When the client says a new feature should be added or asks for modification of an existing feature, it could involve heavy change in database schema, not to mention code.

I often wonder if this is what agile is really about because it could be stressful making changes and undoing stuff that took time to put in place.

Hence my question 'When is the best time for some analysis and design on an agile project?' Thanks.
Agile is a HOT TOPIC any time, any day especially when you consider it against the back drop of architecture like Simon Brown did in his GREAT book-Software architecture for developers.
I am very sure that Andrew Stellman & Jennifer Greene did justice to agile in this book.

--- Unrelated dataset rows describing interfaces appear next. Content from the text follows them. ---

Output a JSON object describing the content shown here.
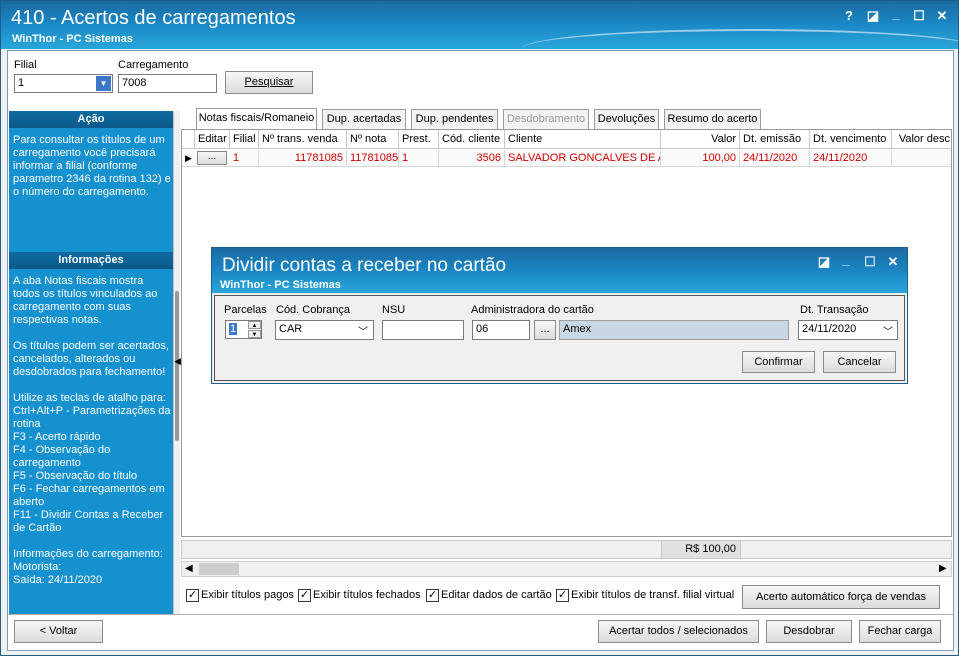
{
  "window": {
    "title": "410 - Acertos de carregamentos",
    "subtitle": "WinThor - PC Sistemas",
    "controls": {
      "help": "?",
      "restore": "◪",
      "minimize": "_",
      "maximize": "☐",
      "close": "✕"
    }
  },
  "filters": {
    "filial_label": "Filial",
    "filial_value": "1",
    "carregamento_label": "Carregamento",
    "carregamento_value": "7008",
    "search_button": "Pesquisar"
  },
  "left_panel": {
    "acao_header": "Ação",
    "acao_text": "Para consultar os títulos de um carregamento você precisará informar a filial (conforme parametro 2346 da rotina 132) e o número do carregamento.",
    "info_header": "Informações",
    "info_text": "A aba Notas fiscais mostra todos os títulos vinculados ao carregamento com suas respectivas notas.\n\nOs títulos podem ser acertados, cancelados, alterados ou desdobrados para fechamento!\n\nUtilize as teclas de atalho para:\nCtrl+Alt+P - Parametrizações da rotina\nF3 - Acerto rápido\nF4 - Observação do carregamento\nF5 - Observação do título\nF6 - Fechar carregamentos em aberto\nF11 - Dividir Contas a Receber de Cartão\n\nInformações do carregamento:\nMotorista:\nSaída: 24/11/2020"
  },
  "tabs": [
    {
      "label": "Notas fiscais/Romaneio",
      "state": "active"
    },
    {
      "label": "Dup. acertadas",
      "state": "normal"
    },
    {
      "label": "Dup. pendentes",
      "state": "normal"
    },
    {
      "label": "Desdobramento",
      "state": "disabled"
    },
    {
      "label": "Devoluções",
      "state": "normal"
    },
    {
      "label": "Resumo do acerto",
      "state": "normal"
    }
  ],
  "grid": {
    "columns": [
      "Editar",
      "Filial",
      "Nº trans. venda",
      "Nº nota",
      "Prest.",
      "Cód. cliente",
      "Cliente",
      "Valor",
      "Dt. emissão",
      "Dt. vencimento",
      "Valor desc"
    ],
    "rows": [
      {
        "edit": "...",
        "filial": "1",
        "trans": "11781085",
        "nota": "11781085",
        "prest": "1",
        "cod_cliente": "3506",
        "cliente": "SALVADOR GONCALVES DE ATAIDE",
        "valor": "100,00",
        "emissao": "24/11/2020",
        "vencimento": "24/11/2020",
        "desc": ""
      }
    ],
    "total": "R$ 100,00"
  },
  "dialog": {
    "title": "Dividir contas a receber no cartão",
    "subtitle": "WinThor - PC Sistemas",
    "parcelas_label": "Parcelas",
    "parcelas_value": "1",
    "cobranca_label": "Cód. Cobrança",
    "cobranca_value": "CAR",
    "nsu_label": "NSU",
    "nsu_value": "",
    "admin_label": "Administradora do cartão",
    "admin_code": "06",
    "admin_name": "Amex",
    "dt_label": "Dt. Transação",
    "dt_value": "24/11/2020",
    "confirm": "Confirmar",
    "cancel": "Cancelar",
    "browse": "..."
  },
  "checkboxes": [
    {
      "label": "Exibir títulos pagos",
      "checked": true
    },
    {
      "label": "Exibir títulos fechados",
      "checked": true
    },
    {
      "label": "Editar dados de cartão",
      "checked": true
    },
    {
      "label": "Exibir títulos de transf. filial virtual",
      "checked": true
    }
  ],
  "buttons": {
    "auto_acerto": "Acerto automático força de vendas",
    "voltar": "< Voltar",
    "acertar": "Acertar todos / selecionados",
    "desdobrar": "Desdobrar",
    "fechar": "Fechar carga"
  }
}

Welcome Andrew & Jennifer!
Wow, if we consider weekends and most days after work, I would say that would be a period of at least 6 months, give or take.
I think I can work with that and set reasonable milestones as Dittmer said.
3 years ago
Hi Ulf Dittmer, I appreciate the angle you are coming from on setting milestones and all that, but when your superiors are breathing heavily on your neck and timelines are buzzing amber lights
They need you to learn it quickly. I am sure you understand. Thanks for the input all the same.

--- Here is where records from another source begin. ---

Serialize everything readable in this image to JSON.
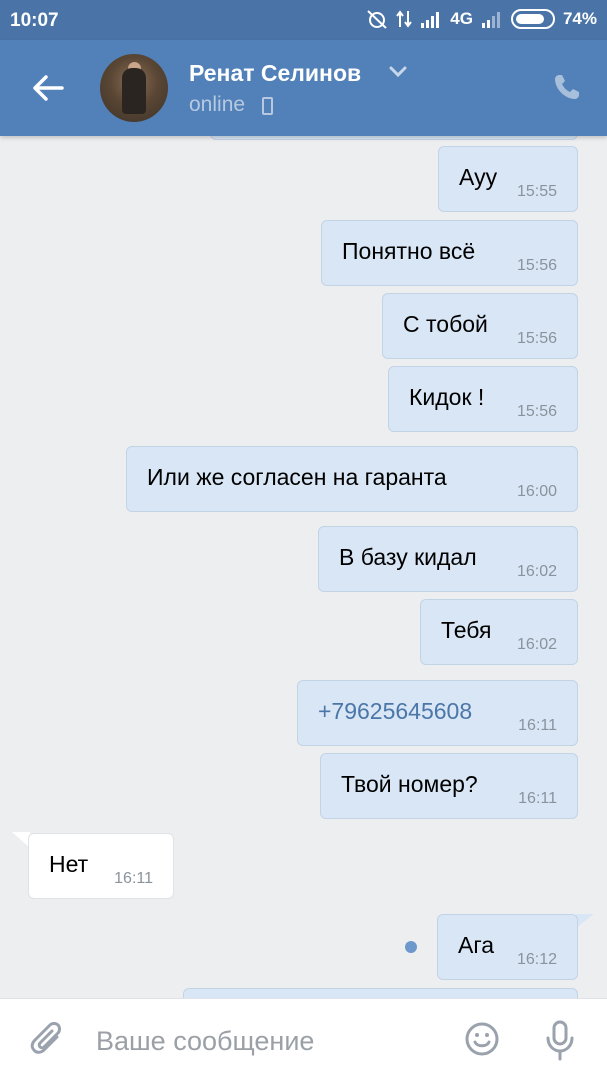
{
  "status_bar": {
    "time": "10:07",
    "network": "4G",
    "battery": "74%"
  },
  "header": {
    "name": "Ренат Селинов",
    "status": "online"
  },
  "messages": [
    {
      "dir": "out",
      "text": "Ауу",
      "time": "15:55"
    },
    {
      "dir": "out",
      "text": "Понятно всё",
      "time": "15:56"
    },
    {
      "dir": "out",
      "text": "С тобой",
      "time": "15:56"
    },
    {
      "dir": "out",
      "text": "Кидок !",
      "time": "15:56"
    },
    {
      "dir": "out",
      "text": "Или же согласен на гаранта",
      "time": "16:00"
    },
    {
      "dir": "out",
      "text": "В базу кидал",
      "time": "16:02"
    },
    {
      "dir": "out",
      "text": "Тебя",
      "time": "16:02"
    },
    {
      "dir": "out",
      "text": "+79625645608",
      "time": "16:11",
      "link": true
    },
    {
      "dir": "out",
      "text": "Твой номер?",
      "time": "16:11"
    },
    {
      "dir": "in",
      "text": "Нет",
      "time": "16:11"
    },
    {
      "dir": "out",
      "text": "Ага",
      "time": "16:12",
      "unread": true
    }
  ],
  "input": {
    "placeholder": "Ваше сообщение"
  },
  "colors": {
    "header_bg": "#5181b8",
    "statusbar_bg": "#4a74a8",
    "chat_bg": "#edeef0",
    "outgoing_bubble": "#d9e6f5",
    "incoming_bubble": "#ffffff",
    "link": "#4a76a8"
  }
}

Thanks Jeff,

I appreciate this. I have downloaded the material. However, the chapters and the "What You would learn area" under Full Description is so rich and hard to resist.

The Java skills necessary for Android development
The core Java language fundamentals
Classes, objects, inheritance, polymorphism, and interfaces
Advanced Java language features (such as generics)
The basic Java APIs necessary for Android (such as the String class and threading)
The Collections Framework for organizing objects
The Concurrency Utilities for simplifying multi-threading
Classic and New I/O
Networking and database access
Parsing, creating, and transforming XML documents
Additional APIs for creating and accessing ZIP and JAR files, and more

No wonder you have used up 1,200 pages . I must commend your effort in putting this together. I am sure it will make for an interesting read.
3 years ago
Hi Jeff,

I picked up a book that was very introductory on Android development but I gave it up after a while. It kind of "SLOW" in introducing topics and very detailed to a fault. Now, the thing is I need a book that will get me up to speed with Android development in a short time.

I am a bit familiar with the Eclipse environment already but I need to know will your book enable me to quickly master Android development? If Yes, how is it structured to do so? One more thing, do you know if there are any plans for Netbeans to become Android friendly soon?
Thank you.
3 years ago